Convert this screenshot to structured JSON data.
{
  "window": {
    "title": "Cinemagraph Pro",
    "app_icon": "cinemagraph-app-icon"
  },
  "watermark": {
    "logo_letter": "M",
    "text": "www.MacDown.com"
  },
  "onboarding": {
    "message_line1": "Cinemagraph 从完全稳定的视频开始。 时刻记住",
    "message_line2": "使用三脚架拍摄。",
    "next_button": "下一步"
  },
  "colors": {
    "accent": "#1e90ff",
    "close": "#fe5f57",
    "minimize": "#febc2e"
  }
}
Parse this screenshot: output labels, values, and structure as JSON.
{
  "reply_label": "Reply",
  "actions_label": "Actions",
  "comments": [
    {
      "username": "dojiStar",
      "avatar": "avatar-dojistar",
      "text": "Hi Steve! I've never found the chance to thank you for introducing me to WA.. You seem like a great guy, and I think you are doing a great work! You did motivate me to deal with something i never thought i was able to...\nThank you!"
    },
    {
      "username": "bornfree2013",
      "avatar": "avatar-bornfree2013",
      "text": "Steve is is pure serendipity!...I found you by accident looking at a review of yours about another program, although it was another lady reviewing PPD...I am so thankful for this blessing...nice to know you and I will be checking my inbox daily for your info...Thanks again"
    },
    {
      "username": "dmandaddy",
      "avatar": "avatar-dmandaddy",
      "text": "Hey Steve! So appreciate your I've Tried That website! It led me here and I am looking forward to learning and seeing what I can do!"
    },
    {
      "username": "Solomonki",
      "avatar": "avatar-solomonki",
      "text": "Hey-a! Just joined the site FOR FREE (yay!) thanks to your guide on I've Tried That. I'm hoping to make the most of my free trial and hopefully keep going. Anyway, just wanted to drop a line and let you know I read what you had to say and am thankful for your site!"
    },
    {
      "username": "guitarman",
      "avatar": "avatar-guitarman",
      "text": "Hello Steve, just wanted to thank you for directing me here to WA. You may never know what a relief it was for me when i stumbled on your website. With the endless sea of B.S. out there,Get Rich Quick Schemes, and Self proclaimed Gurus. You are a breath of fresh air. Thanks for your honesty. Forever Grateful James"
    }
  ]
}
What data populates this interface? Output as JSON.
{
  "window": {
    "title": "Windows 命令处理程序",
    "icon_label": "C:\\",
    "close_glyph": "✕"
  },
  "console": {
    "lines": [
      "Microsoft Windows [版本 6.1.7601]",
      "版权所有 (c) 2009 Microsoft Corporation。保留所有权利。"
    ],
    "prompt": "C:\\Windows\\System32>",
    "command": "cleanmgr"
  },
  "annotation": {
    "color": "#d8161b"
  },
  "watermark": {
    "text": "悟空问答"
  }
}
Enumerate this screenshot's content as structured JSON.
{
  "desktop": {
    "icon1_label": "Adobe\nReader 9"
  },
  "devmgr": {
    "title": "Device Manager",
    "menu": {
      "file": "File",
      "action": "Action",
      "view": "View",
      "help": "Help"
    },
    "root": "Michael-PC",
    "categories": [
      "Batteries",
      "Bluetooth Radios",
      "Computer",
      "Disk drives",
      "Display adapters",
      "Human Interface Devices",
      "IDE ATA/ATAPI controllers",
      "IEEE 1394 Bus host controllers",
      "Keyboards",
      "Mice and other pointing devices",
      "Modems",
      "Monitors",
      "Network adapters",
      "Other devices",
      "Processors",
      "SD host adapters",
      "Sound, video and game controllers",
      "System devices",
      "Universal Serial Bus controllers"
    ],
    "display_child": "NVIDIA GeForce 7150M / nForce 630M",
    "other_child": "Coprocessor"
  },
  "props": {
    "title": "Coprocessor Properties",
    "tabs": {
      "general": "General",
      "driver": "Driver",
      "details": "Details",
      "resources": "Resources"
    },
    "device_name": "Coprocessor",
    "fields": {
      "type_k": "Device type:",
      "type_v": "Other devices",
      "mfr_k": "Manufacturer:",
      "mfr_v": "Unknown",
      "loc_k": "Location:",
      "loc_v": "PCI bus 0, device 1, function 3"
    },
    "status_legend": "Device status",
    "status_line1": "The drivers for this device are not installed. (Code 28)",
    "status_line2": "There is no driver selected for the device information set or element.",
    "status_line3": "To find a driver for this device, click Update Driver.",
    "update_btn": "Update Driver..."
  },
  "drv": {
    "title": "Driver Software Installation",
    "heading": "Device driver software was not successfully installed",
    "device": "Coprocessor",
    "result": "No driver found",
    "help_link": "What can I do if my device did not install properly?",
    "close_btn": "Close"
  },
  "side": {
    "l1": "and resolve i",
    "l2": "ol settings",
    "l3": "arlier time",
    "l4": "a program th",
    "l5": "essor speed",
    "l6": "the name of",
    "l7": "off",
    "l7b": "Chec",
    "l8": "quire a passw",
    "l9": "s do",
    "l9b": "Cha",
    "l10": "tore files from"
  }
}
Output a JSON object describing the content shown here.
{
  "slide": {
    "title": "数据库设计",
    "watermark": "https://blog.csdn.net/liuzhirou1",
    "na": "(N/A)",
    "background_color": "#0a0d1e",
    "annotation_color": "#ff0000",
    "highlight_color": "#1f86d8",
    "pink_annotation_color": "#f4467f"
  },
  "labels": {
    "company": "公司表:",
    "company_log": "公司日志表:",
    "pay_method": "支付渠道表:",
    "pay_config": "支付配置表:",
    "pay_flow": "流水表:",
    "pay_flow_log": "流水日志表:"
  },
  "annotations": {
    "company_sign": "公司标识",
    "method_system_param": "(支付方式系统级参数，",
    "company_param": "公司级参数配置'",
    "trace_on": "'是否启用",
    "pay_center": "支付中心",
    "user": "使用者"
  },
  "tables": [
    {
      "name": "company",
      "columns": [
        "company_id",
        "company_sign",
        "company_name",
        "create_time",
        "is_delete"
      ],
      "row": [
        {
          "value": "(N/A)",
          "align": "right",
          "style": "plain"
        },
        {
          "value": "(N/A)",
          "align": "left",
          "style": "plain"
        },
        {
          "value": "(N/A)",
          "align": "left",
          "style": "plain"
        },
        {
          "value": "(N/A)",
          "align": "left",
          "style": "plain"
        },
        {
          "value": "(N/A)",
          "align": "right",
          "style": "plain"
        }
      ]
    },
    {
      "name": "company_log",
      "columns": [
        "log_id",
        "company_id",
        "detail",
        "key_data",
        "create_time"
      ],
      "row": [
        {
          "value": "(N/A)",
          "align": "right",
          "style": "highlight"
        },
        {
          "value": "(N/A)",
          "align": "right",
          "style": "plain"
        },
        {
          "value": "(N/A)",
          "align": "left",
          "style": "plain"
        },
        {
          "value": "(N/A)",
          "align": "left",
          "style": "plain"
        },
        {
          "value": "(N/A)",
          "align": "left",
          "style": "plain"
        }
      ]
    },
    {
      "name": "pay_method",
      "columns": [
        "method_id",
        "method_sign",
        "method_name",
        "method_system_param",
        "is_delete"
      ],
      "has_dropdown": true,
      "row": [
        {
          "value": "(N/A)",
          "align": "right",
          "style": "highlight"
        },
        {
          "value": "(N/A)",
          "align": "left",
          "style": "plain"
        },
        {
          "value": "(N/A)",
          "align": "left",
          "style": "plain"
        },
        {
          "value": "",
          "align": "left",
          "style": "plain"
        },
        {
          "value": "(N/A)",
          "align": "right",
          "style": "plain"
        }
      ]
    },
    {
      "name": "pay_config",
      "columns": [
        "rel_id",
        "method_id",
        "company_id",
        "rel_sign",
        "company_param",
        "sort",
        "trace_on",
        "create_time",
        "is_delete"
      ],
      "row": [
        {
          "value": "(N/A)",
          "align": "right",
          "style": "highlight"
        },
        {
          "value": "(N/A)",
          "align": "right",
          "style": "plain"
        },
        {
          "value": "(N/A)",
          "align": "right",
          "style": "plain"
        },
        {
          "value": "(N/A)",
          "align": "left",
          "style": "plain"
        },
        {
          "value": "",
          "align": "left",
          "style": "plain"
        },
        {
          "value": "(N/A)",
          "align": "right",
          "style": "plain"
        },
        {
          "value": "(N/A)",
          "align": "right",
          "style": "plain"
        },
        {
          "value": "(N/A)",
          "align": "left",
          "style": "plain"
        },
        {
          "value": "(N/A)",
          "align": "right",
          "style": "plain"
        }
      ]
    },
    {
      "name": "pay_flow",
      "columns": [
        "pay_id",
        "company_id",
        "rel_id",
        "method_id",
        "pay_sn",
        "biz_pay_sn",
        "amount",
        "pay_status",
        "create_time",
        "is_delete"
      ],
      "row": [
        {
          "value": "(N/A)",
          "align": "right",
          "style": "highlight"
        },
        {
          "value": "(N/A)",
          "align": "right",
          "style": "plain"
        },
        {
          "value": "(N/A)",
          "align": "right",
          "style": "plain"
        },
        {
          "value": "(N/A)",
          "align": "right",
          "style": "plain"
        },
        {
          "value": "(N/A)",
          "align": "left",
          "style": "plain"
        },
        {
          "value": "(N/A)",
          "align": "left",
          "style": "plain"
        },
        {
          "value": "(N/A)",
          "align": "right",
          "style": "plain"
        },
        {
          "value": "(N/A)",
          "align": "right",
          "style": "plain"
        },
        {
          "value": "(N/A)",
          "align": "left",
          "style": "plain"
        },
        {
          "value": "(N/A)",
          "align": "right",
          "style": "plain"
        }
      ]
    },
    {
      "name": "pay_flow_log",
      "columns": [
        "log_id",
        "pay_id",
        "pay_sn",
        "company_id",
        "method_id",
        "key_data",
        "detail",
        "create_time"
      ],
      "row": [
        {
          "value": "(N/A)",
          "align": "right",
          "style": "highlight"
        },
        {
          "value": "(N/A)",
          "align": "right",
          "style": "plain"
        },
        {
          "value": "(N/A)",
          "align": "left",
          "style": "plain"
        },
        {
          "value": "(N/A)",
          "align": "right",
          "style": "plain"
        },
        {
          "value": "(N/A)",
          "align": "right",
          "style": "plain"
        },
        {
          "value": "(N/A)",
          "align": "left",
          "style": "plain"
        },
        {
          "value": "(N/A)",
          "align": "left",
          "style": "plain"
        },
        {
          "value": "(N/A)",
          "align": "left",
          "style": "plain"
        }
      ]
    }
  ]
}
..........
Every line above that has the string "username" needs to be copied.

**Answer to this problem**
      "username": "dojiStar",
      "username": "bornfree2013",
      "username": "dmandaddy",
      "username": "Solomonki",
      "username": "guitarman",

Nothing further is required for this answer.